Start of Block

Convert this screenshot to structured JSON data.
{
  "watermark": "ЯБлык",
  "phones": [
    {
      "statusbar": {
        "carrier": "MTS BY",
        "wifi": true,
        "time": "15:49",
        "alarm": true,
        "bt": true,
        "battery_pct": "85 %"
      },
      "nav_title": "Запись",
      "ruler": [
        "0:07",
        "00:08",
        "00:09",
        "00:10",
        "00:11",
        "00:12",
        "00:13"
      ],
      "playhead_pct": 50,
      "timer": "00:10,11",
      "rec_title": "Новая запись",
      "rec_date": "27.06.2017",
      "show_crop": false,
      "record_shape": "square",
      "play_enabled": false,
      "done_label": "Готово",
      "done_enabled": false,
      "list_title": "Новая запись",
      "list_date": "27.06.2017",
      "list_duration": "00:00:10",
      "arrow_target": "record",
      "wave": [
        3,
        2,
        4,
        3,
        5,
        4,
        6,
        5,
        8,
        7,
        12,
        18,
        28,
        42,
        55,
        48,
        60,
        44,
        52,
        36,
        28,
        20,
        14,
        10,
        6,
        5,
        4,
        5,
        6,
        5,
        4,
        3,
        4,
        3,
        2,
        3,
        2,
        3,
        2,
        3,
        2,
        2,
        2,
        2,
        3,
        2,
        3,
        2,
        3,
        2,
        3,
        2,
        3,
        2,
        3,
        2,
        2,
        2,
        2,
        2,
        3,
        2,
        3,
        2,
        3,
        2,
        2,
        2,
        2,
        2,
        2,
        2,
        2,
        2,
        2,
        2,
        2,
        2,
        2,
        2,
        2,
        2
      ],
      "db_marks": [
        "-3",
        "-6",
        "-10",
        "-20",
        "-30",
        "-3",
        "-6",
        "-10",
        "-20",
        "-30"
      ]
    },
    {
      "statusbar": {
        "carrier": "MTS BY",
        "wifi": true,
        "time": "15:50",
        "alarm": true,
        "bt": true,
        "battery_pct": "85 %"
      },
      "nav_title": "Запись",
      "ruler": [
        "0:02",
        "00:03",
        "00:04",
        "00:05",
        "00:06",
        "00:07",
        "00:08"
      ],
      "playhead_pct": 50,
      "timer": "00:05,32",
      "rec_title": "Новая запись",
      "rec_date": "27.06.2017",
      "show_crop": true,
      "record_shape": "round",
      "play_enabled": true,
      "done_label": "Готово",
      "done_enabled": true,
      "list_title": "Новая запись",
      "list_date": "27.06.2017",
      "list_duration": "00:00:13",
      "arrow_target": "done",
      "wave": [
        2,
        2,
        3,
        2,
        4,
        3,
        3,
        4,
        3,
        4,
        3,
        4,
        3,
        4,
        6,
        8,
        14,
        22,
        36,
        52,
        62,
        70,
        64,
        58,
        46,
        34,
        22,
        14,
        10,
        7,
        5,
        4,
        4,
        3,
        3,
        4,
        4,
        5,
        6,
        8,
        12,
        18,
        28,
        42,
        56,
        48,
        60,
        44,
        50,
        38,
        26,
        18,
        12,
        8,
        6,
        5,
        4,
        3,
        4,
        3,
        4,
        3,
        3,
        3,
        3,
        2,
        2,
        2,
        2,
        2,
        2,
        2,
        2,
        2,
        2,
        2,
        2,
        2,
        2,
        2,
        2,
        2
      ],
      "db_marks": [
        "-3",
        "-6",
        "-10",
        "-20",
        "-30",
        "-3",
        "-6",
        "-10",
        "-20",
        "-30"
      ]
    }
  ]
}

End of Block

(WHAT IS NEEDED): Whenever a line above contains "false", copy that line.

(RESULT FOR THIS EXERCISE):
      "show_crop": false,
      "play_enabled": false,
      "done_enabled": false,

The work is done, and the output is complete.